Poker is a card game that can be played in many ways. It can be a social pastime for pennies or matchsticks, or it can be a professional endeavor for thousands of dollars. While some people believe that luck plays a big role in the outcome of a poker hand, the truth is that it requires tremendous skill to win. If you want to learn how to play, there are a few things you need to keep in mind.
One of the most important aspects of poker is learning how to read other players. You need to know what types of hands they hold and how they play them. This will help you make more accurate bets, and it will also allow you to pick up on any bluffing that may occur. If you’re new to poker, it’s a good idea to stick to a single table to observe other players’ actions.
It’s also important to be aware of the different poker variants and their rules. While some poker variations have very similar rules, others have slightly different ones that can alter the overall strategy of the game. For example, some poker games have wild cards while others do not. These differences can affect how much of the pot you’re likely to win.
Another thing to be aware of when playing poker is the importance of position. A player in late position has more information than his or her opponents, which makes it easier to spot potential hands. He or she can then use this knowledge to increase his or her bluffing opportunities, as well as to place bets that offer the best value.
If you’re a beginner, it’s best to start at the lowest stakes. This way, you can avoid losing a lot of money in the beginning and get to grips with the game’s rules and strategy. It’s also a good idea to stick with one table until you’re comfortable enough to move up in limits. By doing this, you’ll be able to play against better players while minimizing your risk.
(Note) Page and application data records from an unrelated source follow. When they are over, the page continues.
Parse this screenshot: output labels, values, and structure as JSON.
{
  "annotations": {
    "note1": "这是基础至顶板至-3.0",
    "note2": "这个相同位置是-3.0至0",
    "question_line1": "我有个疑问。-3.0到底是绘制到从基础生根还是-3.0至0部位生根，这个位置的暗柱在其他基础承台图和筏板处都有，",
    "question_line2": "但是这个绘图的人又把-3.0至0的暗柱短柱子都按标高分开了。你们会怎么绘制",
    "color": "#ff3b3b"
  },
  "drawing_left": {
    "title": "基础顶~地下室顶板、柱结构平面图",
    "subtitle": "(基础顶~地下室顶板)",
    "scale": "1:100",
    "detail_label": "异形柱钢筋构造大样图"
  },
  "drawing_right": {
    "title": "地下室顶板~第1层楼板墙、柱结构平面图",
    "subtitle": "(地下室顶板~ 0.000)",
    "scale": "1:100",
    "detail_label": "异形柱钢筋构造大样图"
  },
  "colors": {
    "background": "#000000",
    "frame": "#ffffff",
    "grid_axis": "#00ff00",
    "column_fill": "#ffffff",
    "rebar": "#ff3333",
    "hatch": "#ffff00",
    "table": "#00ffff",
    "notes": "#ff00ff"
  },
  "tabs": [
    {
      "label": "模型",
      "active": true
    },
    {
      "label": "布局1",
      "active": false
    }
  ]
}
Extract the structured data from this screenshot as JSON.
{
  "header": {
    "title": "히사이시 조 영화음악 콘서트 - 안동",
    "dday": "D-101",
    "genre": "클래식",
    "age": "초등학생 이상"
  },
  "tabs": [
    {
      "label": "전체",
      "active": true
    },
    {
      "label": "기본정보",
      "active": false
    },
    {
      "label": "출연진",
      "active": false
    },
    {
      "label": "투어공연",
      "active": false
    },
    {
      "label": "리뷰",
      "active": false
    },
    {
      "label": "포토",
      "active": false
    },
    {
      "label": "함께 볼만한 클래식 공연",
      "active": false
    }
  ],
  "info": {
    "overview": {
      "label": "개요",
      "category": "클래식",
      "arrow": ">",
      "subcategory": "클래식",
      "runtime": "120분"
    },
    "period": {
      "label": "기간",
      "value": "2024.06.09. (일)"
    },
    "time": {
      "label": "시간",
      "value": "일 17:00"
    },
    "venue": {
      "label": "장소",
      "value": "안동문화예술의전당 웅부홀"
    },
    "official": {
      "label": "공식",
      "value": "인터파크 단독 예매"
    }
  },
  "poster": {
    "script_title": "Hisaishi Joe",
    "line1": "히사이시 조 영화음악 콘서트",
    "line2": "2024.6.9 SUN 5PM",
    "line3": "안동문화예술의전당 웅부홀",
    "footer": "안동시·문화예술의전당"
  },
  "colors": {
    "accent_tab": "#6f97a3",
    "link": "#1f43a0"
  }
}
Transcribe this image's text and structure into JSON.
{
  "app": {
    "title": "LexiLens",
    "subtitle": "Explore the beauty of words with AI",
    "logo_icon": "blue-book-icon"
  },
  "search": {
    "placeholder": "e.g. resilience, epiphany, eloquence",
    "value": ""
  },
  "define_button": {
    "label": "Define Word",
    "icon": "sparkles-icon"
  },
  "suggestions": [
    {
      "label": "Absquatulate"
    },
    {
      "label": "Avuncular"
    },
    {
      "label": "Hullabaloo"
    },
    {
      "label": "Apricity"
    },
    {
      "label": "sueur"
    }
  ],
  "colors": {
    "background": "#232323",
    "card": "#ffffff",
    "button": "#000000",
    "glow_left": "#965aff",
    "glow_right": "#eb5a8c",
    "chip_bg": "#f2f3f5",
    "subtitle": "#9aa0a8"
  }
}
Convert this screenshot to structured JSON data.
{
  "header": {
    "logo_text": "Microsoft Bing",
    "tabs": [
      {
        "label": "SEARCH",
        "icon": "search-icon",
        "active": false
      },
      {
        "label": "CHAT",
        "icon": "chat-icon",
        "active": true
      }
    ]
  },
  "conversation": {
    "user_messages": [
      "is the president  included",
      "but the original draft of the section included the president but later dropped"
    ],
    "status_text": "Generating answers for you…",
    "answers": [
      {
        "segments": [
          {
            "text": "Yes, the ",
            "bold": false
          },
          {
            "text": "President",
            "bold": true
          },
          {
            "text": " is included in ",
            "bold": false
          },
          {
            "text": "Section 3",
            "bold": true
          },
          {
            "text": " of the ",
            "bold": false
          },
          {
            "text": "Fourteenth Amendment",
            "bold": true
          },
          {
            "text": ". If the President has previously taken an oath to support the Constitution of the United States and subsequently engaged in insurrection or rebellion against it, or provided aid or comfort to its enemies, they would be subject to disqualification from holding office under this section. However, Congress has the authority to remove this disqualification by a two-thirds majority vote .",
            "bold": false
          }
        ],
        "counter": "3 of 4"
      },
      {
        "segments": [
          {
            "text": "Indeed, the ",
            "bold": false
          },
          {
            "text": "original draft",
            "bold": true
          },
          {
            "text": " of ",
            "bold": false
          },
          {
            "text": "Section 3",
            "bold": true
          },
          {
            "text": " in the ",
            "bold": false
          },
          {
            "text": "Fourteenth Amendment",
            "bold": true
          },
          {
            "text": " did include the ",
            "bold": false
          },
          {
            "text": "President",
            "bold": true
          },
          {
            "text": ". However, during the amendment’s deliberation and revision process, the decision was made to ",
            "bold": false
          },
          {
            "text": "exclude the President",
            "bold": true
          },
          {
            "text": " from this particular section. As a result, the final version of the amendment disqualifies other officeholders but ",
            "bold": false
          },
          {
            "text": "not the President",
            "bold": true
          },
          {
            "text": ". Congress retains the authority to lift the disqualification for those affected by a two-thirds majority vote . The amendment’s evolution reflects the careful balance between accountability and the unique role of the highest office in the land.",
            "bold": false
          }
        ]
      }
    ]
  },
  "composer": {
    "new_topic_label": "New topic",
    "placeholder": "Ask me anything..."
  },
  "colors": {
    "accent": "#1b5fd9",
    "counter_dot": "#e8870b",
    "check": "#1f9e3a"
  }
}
When you’re playing poker, it’s important to leave your ego at the door. The divide between break-even beginner players and big-time winners is usually much narrower than you might expect. It’s often just a few small adjustments that you can make over time to increase your winning rate. Keeping your ego at the door can also help you make more intelligent decisions when it comes to betting and bluffing, as well as improve your ability to read other players’ emotions. This will allow you to make more accurate bets and maximize your winning potential. If you can do these things, you’ll be a more profitable poker player in no time.